Work request :: Run through the records and show each line that includes the string "title".

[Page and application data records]
_ _ _ _ _

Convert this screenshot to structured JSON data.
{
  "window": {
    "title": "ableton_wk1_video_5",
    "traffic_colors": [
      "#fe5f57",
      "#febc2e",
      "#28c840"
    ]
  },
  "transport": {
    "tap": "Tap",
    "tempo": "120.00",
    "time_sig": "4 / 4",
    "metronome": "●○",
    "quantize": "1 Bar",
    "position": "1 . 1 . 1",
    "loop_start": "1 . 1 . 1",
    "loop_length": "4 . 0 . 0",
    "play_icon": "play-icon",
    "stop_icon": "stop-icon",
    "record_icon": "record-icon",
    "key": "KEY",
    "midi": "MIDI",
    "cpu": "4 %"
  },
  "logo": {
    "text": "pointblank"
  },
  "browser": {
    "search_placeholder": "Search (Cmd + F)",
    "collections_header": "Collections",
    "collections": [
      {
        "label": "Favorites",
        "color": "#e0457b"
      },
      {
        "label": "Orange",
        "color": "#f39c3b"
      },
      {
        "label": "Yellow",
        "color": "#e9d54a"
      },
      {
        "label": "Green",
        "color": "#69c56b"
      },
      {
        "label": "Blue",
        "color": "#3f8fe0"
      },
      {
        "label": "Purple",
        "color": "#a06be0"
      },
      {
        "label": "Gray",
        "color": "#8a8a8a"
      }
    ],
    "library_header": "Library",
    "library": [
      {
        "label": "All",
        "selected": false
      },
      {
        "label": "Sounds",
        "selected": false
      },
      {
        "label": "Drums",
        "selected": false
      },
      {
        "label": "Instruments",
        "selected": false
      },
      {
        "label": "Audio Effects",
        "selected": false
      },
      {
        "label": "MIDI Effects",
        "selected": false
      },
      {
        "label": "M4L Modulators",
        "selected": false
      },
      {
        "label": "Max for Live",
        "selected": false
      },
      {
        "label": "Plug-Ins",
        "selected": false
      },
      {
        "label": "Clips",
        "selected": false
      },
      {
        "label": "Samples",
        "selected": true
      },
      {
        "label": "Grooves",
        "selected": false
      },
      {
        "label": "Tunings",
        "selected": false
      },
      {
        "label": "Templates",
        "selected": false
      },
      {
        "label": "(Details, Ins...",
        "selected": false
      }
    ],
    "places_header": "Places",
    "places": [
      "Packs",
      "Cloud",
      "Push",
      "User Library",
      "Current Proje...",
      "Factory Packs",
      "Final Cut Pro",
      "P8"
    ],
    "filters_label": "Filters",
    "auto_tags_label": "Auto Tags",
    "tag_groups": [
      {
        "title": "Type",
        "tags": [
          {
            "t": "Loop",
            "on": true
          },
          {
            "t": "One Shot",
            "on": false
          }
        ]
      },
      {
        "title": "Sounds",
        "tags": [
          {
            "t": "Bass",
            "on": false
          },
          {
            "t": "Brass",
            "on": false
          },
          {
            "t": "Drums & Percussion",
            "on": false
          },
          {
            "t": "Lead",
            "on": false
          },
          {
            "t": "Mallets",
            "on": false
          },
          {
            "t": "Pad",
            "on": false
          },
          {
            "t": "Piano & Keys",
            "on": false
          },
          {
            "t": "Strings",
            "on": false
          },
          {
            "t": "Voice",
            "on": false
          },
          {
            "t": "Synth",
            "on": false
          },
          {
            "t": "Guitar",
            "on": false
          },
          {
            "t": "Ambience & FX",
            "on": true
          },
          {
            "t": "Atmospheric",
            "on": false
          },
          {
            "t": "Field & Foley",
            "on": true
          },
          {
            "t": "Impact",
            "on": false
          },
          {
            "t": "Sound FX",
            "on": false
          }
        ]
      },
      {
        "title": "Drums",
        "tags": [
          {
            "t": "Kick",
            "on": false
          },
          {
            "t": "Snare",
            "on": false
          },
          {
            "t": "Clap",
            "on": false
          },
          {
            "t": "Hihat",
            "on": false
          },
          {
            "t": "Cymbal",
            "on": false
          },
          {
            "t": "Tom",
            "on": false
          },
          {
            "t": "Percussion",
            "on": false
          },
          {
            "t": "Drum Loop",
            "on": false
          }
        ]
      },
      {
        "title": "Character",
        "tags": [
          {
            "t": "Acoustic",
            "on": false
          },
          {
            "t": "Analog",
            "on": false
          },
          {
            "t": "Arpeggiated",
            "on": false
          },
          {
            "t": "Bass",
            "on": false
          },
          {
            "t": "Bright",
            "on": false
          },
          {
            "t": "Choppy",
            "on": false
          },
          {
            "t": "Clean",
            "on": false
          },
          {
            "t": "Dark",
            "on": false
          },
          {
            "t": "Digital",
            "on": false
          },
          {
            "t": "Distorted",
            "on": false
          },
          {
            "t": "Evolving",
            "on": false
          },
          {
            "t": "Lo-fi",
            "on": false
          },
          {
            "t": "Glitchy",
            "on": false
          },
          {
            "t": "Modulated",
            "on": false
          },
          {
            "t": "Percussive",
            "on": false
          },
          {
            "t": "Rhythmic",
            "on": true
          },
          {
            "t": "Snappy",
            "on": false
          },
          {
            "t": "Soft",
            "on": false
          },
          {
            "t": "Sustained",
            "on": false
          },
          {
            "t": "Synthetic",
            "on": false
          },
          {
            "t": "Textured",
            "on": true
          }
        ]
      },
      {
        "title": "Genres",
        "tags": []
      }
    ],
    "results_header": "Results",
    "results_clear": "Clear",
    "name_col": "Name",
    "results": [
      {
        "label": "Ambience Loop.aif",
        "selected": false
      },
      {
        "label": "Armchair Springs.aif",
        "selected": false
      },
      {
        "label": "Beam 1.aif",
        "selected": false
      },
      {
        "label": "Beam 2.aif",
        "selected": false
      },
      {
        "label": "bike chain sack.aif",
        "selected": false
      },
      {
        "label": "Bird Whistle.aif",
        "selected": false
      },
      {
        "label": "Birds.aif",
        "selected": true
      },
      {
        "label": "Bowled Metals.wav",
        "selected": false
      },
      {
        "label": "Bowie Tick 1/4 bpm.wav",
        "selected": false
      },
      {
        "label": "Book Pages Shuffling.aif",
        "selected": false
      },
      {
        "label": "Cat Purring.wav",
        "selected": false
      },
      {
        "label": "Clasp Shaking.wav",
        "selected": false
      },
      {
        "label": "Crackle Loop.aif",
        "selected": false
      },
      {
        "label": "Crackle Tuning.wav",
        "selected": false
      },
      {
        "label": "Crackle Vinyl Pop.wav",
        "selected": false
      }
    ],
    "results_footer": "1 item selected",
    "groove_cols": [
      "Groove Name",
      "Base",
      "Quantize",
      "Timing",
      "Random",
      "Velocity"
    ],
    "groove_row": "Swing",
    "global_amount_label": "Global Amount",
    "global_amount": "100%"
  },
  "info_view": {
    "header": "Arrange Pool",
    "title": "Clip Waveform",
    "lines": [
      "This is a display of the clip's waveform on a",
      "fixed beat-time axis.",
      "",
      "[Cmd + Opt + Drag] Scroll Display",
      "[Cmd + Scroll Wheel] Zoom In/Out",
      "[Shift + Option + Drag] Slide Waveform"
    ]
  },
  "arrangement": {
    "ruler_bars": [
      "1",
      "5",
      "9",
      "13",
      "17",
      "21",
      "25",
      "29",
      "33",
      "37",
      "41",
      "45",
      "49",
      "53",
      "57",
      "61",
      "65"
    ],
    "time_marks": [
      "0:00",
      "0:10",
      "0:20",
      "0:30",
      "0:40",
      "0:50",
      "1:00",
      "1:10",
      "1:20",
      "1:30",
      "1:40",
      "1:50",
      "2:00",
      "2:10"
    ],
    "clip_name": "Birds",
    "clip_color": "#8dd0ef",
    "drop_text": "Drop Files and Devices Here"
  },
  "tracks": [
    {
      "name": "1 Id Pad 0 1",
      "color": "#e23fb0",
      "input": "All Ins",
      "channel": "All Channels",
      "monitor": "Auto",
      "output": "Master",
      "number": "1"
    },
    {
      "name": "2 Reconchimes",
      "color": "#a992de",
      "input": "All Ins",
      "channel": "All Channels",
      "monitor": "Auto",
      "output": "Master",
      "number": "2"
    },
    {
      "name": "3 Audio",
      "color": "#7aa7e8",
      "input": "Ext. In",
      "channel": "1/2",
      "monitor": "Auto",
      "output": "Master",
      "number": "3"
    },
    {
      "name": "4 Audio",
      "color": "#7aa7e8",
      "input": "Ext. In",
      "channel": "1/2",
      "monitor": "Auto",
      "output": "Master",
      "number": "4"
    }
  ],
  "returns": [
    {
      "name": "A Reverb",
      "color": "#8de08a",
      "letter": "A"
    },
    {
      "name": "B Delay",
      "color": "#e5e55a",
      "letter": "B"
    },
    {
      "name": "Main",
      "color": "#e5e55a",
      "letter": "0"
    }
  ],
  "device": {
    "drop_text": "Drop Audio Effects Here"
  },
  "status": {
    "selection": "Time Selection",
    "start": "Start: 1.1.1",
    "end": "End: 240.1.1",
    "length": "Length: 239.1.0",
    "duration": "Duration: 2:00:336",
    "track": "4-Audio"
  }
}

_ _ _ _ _

Exercise response ::
    "title": "ableton_wk1_video_5",
        "title": "Type",
        "title": "Sounds",
        "title": "Drums",
        "title": "Character",
        "title": "Genres",
    "title": "Clip Waveform",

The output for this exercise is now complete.